Friday Field Foto #116: Glacial outwash braidplain delta

July 9, 2010

This week’s Friday Field Foto is from a trip I took to the Arctic archipelago of Svalbard in June 2009.

Glacial outwash braidplain delta, Svalbard (© 2010 clasticdetritus.com)

(Click on the image to see a bigger and less fuzzy version)

There are virtually no roads on this group of islands, which means you need to hop on a small plane to get to other areas. This is a dream come true for those fascinated by this landscape. The photo above shows a beautiful braidplain delta building out into a fjord. Note how wave action has sculpted the tip of the delta. Also note the accumulation of sea ice to the left.

Happy Friday!

Advertisements
6 Comments leave one →
  1. July 9, 2010 7:45 am

    Hi Brian.

    I flew over Siberia not to long ago on a geological/tourist trip to China. The 2 main things I noticed of this vast country were:

    1. It is vast
    2. The river channels form tight, winding channels much more than other parts of the world.

    It is this last point that made me realise the seemingly obvious point, that the ground is gripped by permafrost, which makes erosion a much slower process. The number of ox-bow lakes I saw was quite staggering, and haven’t seen anything like this number in other, more temperate parts of the world.

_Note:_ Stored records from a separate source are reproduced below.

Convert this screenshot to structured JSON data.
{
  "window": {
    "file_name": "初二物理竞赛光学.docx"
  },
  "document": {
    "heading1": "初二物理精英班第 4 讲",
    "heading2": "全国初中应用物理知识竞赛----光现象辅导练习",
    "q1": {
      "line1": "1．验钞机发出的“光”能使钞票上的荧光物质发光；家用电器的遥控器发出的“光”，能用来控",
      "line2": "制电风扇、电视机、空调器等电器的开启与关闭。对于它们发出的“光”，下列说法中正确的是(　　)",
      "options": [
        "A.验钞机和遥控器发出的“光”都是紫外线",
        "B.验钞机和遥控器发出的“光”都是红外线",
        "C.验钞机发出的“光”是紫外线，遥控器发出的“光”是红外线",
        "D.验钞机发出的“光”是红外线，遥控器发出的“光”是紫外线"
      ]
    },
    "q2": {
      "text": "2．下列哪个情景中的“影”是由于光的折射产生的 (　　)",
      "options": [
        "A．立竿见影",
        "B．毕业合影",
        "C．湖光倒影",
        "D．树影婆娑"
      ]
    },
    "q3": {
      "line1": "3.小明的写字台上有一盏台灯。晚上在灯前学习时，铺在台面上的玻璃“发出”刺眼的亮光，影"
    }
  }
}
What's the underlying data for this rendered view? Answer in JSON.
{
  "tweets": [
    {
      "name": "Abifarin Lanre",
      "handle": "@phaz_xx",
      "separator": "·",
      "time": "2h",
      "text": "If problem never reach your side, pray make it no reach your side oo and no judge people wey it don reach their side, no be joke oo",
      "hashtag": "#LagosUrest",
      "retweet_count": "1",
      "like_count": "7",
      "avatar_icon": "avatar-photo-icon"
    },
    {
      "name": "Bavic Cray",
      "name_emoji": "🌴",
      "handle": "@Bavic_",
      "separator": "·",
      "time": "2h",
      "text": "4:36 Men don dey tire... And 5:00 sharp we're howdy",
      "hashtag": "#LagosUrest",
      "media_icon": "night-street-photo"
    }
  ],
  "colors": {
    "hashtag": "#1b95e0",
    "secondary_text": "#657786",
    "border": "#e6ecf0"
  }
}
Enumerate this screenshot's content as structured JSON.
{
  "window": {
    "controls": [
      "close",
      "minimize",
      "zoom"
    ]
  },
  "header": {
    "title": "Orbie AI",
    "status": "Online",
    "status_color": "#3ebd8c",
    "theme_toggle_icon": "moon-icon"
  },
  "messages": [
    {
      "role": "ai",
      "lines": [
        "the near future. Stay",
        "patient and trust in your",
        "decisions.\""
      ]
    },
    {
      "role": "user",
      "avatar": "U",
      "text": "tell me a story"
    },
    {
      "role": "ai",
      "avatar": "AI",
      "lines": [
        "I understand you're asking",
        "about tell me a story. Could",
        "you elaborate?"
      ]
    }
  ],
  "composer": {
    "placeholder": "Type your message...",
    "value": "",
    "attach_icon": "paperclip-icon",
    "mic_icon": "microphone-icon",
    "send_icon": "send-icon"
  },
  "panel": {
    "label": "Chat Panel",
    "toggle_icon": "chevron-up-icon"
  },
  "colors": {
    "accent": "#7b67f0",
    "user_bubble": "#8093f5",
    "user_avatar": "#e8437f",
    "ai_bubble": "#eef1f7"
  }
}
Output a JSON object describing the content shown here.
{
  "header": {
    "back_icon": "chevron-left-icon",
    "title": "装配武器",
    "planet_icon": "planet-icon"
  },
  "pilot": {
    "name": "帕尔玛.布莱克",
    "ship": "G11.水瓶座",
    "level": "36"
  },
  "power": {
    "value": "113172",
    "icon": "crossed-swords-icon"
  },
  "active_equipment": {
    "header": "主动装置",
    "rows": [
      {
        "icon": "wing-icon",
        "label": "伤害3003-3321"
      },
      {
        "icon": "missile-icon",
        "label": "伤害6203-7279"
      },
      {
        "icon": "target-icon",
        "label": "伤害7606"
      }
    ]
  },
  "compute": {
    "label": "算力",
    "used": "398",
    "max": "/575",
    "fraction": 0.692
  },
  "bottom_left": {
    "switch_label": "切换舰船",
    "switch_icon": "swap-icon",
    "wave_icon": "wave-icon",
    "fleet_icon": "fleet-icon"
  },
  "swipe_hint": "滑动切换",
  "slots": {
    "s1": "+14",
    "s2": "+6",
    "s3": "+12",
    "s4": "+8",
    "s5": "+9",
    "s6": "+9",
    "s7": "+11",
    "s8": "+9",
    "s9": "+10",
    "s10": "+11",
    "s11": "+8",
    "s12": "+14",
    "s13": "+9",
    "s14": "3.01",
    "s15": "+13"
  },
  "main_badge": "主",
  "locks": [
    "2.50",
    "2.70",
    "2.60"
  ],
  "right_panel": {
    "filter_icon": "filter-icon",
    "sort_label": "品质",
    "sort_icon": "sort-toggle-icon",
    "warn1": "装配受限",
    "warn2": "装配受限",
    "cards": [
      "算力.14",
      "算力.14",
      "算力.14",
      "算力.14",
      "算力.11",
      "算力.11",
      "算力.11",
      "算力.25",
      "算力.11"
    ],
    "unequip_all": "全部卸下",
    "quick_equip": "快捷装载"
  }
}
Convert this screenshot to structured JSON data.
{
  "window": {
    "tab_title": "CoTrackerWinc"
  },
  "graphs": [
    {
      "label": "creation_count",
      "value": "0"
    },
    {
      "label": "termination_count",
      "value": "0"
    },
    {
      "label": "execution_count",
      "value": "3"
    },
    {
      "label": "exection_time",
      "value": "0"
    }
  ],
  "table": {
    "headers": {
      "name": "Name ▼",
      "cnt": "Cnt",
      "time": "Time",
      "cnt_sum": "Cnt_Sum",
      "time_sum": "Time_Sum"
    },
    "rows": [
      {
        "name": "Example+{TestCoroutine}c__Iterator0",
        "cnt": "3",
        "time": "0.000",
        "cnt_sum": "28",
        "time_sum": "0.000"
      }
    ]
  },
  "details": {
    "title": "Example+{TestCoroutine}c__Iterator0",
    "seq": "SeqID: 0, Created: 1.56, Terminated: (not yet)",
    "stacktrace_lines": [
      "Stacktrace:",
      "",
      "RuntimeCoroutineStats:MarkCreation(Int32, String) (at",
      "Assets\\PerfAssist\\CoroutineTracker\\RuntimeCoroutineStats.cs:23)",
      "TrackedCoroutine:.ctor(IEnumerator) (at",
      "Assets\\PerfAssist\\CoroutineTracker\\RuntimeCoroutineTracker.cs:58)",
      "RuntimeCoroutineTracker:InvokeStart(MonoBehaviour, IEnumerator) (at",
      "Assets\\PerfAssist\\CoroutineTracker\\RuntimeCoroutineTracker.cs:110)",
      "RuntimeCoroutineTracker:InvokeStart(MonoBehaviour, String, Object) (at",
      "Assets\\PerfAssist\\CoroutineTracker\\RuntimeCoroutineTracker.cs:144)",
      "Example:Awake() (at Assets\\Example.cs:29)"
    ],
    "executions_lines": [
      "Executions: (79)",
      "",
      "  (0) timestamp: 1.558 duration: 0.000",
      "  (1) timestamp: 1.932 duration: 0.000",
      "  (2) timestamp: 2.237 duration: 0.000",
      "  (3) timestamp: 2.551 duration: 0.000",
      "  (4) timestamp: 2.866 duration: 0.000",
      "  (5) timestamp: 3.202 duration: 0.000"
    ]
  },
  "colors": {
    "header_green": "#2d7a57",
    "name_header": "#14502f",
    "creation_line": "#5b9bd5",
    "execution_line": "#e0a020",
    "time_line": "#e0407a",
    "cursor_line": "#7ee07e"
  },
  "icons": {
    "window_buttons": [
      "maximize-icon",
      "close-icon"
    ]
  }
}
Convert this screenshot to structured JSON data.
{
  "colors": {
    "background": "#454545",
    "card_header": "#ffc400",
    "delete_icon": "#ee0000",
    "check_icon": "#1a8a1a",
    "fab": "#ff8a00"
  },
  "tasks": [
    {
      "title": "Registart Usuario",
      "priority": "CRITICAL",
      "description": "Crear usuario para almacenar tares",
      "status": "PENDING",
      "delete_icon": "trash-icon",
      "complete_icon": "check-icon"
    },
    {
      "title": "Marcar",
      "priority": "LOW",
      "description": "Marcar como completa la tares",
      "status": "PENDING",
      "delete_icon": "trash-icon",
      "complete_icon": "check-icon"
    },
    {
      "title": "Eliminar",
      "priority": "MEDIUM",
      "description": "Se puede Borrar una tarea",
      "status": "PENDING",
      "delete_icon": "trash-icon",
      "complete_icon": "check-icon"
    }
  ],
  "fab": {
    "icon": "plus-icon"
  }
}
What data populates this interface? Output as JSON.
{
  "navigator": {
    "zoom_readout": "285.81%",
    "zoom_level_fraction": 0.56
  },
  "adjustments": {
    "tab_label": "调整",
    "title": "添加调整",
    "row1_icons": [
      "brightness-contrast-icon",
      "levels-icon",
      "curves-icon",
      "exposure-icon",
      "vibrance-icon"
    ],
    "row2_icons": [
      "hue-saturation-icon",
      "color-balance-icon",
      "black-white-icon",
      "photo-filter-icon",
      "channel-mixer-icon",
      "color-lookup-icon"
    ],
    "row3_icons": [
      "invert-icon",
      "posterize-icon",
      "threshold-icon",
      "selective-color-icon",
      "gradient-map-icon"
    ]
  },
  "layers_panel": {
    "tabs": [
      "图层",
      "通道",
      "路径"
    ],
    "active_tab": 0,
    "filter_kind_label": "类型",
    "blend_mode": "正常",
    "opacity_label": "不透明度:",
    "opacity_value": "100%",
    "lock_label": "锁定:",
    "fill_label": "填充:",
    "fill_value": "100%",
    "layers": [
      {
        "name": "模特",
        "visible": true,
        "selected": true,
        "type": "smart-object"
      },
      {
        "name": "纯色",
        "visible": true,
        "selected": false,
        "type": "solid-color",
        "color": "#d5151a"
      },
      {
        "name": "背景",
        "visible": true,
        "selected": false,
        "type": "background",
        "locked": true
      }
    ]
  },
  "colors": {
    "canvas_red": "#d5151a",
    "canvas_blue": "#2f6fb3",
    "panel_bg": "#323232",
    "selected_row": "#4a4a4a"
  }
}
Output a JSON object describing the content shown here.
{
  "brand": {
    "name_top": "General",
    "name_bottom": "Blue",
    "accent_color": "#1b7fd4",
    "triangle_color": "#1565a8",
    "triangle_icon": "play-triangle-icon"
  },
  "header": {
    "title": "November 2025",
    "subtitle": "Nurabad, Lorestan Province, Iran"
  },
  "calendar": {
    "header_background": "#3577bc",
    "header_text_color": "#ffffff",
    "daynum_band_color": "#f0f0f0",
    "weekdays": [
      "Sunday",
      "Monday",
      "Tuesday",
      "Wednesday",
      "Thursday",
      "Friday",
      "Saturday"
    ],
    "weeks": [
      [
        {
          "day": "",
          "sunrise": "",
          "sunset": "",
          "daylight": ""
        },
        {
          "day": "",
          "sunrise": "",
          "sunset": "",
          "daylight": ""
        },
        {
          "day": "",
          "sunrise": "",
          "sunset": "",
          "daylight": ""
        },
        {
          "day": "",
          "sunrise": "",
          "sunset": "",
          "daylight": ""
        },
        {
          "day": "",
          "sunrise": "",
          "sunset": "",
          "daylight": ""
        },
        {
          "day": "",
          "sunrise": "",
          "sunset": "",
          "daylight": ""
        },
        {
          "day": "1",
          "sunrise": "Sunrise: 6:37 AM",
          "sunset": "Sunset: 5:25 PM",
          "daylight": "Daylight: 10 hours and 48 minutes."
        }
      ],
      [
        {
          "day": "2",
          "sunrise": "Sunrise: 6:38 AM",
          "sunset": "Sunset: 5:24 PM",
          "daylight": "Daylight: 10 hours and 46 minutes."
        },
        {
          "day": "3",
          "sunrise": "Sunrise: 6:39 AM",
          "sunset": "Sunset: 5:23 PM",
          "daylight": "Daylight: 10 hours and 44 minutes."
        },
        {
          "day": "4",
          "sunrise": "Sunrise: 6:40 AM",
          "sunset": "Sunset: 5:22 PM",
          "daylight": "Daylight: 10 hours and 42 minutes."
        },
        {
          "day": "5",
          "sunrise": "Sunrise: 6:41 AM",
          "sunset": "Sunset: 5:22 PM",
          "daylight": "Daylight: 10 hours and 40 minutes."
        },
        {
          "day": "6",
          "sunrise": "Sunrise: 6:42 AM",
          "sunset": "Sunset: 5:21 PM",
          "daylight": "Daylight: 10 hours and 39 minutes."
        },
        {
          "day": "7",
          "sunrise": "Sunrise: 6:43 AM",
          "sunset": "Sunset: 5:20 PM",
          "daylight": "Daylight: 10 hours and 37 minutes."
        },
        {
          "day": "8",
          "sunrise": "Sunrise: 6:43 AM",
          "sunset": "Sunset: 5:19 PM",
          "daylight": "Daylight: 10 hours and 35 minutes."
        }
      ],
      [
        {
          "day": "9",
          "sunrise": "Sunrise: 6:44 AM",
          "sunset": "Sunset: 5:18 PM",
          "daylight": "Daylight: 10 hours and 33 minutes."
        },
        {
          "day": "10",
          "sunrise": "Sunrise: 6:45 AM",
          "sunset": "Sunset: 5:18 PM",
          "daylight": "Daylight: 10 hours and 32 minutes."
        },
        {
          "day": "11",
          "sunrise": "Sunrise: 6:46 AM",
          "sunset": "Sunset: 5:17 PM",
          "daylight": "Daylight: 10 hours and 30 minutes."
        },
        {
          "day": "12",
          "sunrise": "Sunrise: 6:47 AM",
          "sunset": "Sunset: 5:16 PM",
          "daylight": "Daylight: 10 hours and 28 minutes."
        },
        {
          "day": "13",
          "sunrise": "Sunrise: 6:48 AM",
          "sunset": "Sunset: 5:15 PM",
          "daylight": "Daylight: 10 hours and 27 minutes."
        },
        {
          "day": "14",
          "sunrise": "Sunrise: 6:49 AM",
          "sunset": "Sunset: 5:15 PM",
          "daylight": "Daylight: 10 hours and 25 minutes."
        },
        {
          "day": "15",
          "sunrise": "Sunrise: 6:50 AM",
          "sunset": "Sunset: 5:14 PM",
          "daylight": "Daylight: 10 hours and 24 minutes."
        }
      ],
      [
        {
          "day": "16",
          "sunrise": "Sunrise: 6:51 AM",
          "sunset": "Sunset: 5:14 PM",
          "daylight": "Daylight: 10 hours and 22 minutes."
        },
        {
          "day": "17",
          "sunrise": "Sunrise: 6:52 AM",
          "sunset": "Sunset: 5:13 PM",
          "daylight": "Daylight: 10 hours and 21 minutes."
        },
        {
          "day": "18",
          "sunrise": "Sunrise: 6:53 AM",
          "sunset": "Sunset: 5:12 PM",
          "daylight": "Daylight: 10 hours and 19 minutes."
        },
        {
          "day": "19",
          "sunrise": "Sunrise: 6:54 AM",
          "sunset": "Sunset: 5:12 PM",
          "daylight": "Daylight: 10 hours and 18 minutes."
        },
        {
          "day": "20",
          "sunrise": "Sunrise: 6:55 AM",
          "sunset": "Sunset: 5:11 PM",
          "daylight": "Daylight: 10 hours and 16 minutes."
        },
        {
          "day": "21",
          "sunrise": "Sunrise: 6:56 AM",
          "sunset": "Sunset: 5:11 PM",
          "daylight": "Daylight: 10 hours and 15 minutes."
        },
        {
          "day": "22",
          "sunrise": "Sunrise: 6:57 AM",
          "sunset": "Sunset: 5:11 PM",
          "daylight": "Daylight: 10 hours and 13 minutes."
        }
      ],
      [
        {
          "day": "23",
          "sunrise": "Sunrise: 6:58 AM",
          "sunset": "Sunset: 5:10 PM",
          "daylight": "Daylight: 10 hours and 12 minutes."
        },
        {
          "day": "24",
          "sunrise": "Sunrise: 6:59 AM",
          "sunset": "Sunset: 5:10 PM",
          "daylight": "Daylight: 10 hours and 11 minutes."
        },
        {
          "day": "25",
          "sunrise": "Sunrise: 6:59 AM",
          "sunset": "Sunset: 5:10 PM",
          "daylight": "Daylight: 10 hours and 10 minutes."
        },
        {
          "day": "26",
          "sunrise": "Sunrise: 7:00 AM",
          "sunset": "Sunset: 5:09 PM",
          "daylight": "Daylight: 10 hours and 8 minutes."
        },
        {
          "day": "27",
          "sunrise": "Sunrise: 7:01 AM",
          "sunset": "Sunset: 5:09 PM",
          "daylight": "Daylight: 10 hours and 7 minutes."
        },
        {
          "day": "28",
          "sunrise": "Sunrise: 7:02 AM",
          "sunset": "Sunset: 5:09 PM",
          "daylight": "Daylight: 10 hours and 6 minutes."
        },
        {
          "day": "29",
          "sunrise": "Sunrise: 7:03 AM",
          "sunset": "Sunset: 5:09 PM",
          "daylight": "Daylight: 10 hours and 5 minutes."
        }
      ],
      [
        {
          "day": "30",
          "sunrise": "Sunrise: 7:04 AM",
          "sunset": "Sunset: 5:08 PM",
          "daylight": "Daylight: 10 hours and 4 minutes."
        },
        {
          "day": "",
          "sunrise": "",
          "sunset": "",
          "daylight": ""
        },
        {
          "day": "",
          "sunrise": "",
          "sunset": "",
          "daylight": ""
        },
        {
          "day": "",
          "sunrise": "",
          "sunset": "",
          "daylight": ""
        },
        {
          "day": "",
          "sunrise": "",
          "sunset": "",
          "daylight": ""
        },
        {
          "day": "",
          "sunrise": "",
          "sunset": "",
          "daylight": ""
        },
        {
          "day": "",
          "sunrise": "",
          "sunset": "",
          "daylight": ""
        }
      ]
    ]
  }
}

    I can see the same type of mass tightly-braided channels here.

    A splendid photo.

  2. July 9, 2010 9:36 am

    A wonderful photograph! The wave-sculpted tip is a treat in itself. Reminds me of my all-too-brief visit to Svalbard last year.

  3. July 9, 2010 9:44 am

    Very cool. Reduce the topographic relief just a bit, and you have a good example of the lower Chippewa River in western Wisconsin.

    http://pascals-puppy.blogspot.com/2010/04/braided-streams-of-yore.html

  4. July 10, 2010 5:53 pm

    Is ice action a significant factor in the morphology of that delta?

  5. Katie permalink
    July 11, 2010 5:38 am

    Beautiful shot! I love the interplay of the different forces shaping that area.

    @Matt – I used that photo you posted in a surface processes class last semester and asked them to tell me what they saw….it took a while for them to see the braided pattern – but then they were AMAZED. It was a great exercise to get them thinking and actually observing!

  6. July 11, 2010 1:59 pm

    @Matt — wow, that image of braid bar “scars” is fascinating!

    @LabLemming — I don’t know, that’s a good question … in the winter the fjord is iced over so I’d guess it has some influence. I’ve never studied high-latitude systems in any detail. Anyone else know?

Leave a Reply

Fill in your details below or click an icon to log in:

WordPress.com Logo

You are commenting using your WordPress.com account. Log Out / Change )

Twitter picture

You are commenting using your Twitter account. Log Out / Change )

Facebook photo

You are commenting using your Facebook account. Log Out / Change )

Google+ photo

You are commenting using your Google+ account. Log Out / Change )

Connecting to %s